Ketchum has been working in pediatrics for 18 years and is currently pursuing her doctorate at Philadelphia University. Ketchum lives in Lititz, PA with her husband and two daughters and enjoys running marathons and half-marathons and directing elementary school musicals in her spare time.
Believe it or not, babies are communicating with us from the moment they are born and I’m not just referring to crying. Babies use sounds, facial expressions and movements to tell us how they feel. Even two-pound premature babies in the neonatal intensive care unit are beginning to communicate.
Of course, babies this young are not communicating with intention, or using “intentional communication,” however they are using “reflexive communication.”
Reflexive communication is involuntary movements, sounds, or facial expressions in response to pleasure or discomfort.
Babies typically show signs of overstimulation or stress in their body movements and bodily functions to let us know when they need a break. Signs of stress in a newborn baby include extending arms and splaying fingers, holding legs out straight, arching back, and turning their head away. Some more discreet signs of stress can be excessive hiccupping, yawning or sneezing.
These are all ways that babies are telling us they need some time to re-group. Even if your baby is not crying, he may be trying to send you cues that he is in need of a break from all the action. If you see two or three of these signs at once, maybe swaddle your baby. Also, hold her close so she can feel safe and calm again like she felt in the womb.
By approximately six weeks, babies begin to smile in response to pleasure and connection with others. As younger babies seem to smile. It is usually just a grimace, but by six weeks, babies can recognize pleasure and respond to it intentionally. By three to four months, babies are typically laughing out loud. Try to make your baby laugh every day. Just like adults, laughing releases endorphins in babies, boosting their mood.
Usually by six months babies begin to babble, producing more complex sounds. This is the beginning of intentional communication. It is important that parents respond to baby’s communication to start the back and forth that is so important for early development. A recent study out of Harvard and MIT found that the back and forth interactions between babies and caregivers is the strongest predictor of future language and academic skills, so keep those interactions going all day long.
Be responsive to your baby’s communication.
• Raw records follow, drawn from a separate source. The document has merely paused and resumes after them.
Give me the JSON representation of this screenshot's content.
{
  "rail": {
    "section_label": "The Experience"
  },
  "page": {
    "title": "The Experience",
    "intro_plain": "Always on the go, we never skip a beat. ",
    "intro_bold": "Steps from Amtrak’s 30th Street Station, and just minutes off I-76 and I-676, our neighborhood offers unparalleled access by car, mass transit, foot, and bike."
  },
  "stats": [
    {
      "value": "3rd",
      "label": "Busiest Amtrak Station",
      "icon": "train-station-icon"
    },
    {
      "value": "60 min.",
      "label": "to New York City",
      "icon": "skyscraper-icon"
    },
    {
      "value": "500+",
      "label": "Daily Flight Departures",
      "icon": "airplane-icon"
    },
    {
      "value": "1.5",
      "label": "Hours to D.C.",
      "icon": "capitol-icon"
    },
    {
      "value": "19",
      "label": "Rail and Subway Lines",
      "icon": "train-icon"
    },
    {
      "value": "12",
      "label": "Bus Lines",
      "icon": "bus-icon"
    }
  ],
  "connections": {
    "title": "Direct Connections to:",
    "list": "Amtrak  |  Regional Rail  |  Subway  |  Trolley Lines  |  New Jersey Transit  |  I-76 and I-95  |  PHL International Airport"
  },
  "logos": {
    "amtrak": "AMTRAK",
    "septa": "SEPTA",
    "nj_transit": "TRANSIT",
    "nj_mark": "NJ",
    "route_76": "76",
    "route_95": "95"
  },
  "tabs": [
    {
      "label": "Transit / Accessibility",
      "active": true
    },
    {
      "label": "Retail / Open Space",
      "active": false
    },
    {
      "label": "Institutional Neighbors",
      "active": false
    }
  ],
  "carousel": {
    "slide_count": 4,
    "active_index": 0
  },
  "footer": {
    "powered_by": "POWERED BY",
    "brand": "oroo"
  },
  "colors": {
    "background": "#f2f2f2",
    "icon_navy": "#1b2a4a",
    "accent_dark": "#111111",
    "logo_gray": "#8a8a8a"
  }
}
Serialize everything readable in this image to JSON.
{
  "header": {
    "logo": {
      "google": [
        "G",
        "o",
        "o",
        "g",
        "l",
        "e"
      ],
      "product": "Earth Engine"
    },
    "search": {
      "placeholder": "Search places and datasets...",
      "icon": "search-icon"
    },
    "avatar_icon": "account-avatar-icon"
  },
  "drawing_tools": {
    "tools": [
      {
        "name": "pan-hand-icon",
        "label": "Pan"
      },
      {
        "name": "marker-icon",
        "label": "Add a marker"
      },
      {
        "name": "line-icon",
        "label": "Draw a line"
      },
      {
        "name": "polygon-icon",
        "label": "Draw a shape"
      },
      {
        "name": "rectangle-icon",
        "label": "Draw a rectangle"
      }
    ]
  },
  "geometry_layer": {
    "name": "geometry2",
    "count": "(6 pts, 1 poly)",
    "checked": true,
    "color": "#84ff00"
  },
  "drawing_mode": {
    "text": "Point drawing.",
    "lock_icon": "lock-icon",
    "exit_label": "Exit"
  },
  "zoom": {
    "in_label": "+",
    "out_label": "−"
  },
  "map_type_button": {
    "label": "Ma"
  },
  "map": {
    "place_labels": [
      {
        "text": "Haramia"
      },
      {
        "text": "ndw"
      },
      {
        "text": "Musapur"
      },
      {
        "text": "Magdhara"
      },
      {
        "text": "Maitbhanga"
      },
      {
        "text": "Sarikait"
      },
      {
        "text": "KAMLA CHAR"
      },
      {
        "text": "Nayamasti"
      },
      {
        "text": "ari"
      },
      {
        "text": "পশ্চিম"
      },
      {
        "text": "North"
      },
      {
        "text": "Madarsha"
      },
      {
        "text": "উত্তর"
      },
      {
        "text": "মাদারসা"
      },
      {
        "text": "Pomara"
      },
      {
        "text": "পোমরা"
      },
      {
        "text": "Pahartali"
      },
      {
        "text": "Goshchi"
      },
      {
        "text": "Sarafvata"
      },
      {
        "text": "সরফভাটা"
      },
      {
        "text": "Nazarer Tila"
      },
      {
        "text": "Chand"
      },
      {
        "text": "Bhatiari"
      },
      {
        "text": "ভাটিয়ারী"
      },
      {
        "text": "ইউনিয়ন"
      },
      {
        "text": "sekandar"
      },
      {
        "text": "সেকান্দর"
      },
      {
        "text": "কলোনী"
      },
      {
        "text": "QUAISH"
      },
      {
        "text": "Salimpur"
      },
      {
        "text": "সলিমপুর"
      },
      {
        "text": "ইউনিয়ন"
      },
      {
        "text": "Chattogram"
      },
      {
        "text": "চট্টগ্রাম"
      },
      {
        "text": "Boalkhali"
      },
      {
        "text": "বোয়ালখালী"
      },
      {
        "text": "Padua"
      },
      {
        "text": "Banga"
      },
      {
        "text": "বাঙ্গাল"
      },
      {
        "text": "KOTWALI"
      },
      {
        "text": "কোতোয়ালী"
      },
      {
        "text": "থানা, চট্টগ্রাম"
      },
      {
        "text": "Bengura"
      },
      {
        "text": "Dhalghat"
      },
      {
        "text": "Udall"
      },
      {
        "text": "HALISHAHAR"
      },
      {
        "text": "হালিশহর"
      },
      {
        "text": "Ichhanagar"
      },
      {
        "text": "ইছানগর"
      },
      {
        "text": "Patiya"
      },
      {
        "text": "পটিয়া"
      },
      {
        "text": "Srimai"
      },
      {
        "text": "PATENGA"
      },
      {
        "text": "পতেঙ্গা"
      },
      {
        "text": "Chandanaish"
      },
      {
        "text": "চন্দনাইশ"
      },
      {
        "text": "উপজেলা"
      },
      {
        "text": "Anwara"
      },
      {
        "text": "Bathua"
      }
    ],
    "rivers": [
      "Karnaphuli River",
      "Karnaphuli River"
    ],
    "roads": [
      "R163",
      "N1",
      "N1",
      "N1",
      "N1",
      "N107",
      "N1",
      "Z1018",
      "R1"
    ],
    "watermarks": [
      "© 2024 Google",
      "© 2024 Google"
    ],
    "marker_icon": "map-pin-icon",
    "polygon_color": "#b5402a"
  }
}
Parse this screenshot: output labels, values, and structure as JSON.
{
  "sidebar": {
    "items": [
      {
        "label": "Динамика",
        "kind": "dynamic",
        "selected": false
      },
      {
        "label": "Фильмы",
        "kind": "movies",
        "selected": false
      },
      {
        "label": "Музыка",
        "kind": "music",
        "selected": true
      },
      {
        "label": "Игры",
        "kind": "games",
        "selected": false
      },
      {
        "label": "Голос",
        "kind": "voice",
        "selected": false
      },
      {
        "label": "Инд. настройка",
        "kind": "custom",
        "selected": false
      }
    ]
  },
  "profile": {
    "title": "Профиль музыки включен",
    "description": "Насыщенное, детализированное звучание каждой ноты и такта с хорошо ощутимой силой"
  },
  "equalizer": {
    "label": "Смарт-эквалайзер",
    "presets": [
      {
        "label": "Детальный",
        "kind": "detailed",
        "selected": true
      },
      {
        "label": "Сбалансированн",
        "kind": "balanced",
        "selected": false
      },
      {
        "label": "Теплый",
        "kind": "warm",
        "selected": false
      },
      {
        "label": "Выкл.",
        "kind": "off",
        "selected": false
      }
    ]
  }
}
What is she looking at, reaching for, and showing interest in. Allow her to touch what interests her, then talk about it. Ask her what it feels like, explain what it is and demonstrate how it is used. This will encourage her natural born sense of curiosity and wonder and lay the foundation for new exploration, building those important brain cells.
By as early as five months babies learn that their babbles elicit a response from their parents and care-givers. This is significant because they know that their sounds have a social effect. By six months, babies typically have the ability to follow mommy or daddy’s gaze and take interest in whatever mommy or daddy are looking at. This is an important skill in communication, cognition and behavior. Exercising this skill helps babies learn social referencing which is the ability for babies to look to parents for information on how to interpret situations. Some studies have found that gaze following at ten months predicts children’s vocabularies at 2 years old.
Simply by following your baby’s lead and showing interest in what she is interested in, you are helping her learn about her world and building important brain connections.